Adiba Muzaffar is a filmmaker from New Delhi, India. In recent years, her practice has evolved into media art and installation work, inspecting film as a body and skin as an interface. Through video narratives led by personal accounts and experiments with materials, moving images and sound she perseveres to yank at invisible stigmas. Ongoing work includes 360 video tours and branded content for a VR art staging platform.
Muzaffar has worked as an educator in varied roles since 2018. While working as an ECE at Frog Hollow in 2019 she came across the Reggio Emilia approach in a Reggio inspired program with 5-12 year olds. Her teaching methodology has hence evolved to include emergent learning and pedagogical documentation (making thinking learning visible).
Susan is an educator with over 20 years of experience (Canada, USA, Switzerland).At the UN School in New York Susan was inspired to develop integrated arts programs that encourage dialogue. At York University (Toronto), Susan worked as a course director with teacher candidates in the Faculty of Education.
Susan’s most recent workshops are designed to address the important work of teaching visual literacy. Students engage in creating photos with the use of DSLR cameras. Through dialogue Students consider the relevance of responsible publishing and the role students play in shaping online culture. Central to the learning experience is the notion of perspective taking both through the lens and in discussion. Through her teaching, Susan encourages students to take time to see through a lens and discover beauty in the ordinary.

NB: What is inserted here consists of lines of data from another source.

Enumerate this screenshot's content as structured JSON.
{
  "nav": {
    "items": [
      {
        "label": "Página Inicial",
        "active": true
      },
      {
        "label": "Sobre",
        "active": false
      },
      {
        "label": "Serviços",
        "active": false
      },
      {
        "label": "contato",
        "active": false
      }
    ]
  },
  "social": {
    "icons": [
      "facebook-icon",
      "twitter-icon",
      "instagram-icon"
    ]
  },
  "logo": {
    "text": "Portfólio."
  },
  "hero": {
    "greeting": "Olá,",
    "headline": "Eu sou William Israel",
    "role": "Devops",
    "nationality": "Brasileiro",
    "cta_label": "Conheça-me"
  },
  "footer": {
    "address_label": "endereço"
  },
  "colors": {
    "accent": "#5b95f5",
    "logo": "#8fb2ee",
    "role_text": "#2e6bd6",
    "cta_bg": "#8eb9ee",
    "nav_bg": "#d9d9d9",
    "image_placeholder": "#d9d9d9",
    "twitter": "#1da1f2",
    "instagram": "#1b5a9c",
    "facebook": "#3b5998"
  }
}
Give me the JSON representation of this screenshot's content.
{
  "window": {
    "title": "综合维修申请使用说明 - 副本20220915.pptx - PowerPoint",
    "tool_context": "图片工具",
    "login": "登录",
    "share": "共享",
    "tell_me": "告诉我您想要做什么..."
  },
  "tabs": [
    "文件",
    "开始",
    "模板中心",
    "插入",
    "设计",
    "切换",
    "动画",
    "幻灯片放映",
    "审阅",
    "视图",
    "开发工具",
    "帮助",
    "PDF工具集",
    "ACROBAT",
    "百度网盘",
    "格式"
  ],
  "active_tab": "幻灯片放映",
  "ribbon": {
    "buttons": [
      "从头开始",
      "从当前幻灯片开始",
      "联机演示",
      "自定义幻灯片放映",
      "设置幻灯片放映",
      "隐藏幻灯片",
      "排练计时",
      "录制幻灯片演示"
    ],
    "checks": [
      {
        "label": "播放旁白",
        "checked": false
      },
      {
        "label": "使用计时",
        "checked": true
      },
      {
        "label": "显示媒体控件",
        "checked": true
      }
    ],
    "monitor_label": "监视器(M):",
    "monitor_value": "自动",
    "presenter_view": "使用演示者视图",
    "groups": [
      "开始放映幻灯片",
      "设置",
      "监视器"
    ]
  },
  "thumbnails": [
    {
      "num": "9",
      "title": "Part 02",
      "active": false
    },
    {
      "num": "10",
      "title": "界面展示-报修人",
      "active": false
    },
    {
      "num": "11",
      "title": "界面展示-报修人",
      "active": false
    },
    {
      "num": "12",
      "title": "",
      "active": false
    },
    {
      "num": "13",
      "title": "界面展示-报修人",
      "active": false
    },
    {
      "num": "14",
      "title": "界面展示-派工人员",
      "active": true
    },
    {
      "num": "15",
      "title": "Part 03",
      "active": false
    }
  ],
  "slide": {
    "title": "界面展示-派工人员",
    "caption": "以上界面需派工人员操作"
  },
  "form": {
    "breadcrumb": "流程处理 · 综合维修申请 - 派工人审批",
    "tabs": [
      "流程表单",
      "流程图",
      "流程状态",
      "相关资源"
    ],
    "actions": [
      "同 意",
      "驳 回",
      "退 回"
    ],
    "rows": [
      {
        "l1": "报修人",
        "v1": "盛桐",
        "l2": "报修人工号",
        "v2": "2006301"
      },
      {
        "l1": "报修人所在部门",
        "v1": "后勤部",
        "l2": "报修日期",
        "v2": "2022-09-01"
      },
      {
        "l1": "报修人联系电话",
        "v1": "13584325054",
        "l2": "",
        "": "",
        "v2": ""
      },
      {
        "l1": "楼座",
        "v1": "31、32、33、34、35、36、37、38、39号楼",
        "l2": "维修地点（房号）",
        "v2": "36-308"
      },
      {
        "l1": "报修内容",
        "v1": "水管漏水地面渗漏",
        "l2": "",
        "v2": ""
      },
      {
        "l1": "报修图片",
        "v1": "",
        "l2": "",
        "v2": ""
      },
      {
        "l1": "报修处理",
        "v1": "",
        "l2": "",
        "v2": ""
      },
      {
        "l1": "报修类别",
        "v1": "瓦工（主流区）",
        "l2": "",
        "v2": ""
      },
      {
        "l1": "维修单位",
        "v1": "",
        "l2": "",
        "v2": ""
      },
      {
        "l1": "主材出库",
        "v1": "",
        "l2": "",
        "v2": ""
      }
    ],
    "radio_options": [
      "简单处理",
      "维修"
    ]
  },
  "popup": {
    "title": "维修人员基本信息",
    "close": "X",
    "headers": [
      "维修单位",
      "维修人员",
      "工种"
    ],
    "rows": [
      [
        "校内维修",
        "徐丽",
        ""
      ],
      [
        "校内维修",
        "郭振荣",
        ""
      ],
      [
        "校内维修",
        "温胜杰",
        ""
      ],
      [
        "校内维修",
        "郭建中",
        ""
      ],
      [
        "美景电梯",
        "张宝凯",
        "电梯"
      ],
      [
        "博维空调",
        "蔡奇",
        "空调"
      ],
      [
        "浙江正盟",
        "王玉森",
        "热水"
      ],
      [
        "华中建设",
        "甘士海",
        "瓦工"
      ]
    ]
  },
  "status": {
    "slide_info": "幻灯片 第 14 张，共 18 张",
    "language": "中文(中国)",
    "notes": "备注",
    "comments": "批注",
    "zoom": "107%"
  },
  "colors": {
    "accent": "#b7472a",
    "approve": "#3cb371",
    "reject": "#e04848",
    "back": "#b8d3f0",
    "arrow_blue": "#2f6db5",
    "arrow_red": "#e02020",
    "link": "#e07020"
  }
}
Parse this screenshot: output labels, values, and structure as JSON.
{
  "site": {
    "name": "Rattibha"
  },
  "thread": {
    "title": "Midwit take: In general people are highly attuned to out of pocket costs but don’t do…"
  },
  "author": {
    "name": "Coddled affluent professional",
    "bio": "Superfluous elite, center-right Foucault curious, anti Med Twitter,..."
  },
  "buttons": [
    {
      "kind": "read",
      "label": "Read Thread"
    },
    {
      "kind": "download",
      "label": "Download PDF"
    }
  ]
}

Alysha Seriani is an interdisciplinary artist working at the intersections of film production, media art and community projects. Her work proposes horizontal modes of collaboration and seeks to witness feminist practices, intergenerational learning and queer joy. Some recent projects include speculative evidence for a children’s autonomous zone for UNIT/PITT’s La Commune 2021 and Marble presents “IT’S MY HOUSE” for grunt gallery’s MPCAS in collaboration with Hazel Meyer. As Media Artist in Residence at Walter Moberly Elementary School with the AIRS Program, she is leading a year-long inquiry with children using school-issued iPads as a tool for bewilderment and animation. She gratefully lives and co-creates on the unceded ancestral lands of the hən̓q̓əmin̓əm̓ and Sḵwx̱wú7mesh sníchim-speaking peoples (xʷməθkʷəy̓əm, Sḵwx̱wú7mesh, and səl̓ilw̓ətaʔɬ nations), also known as East Vancouver.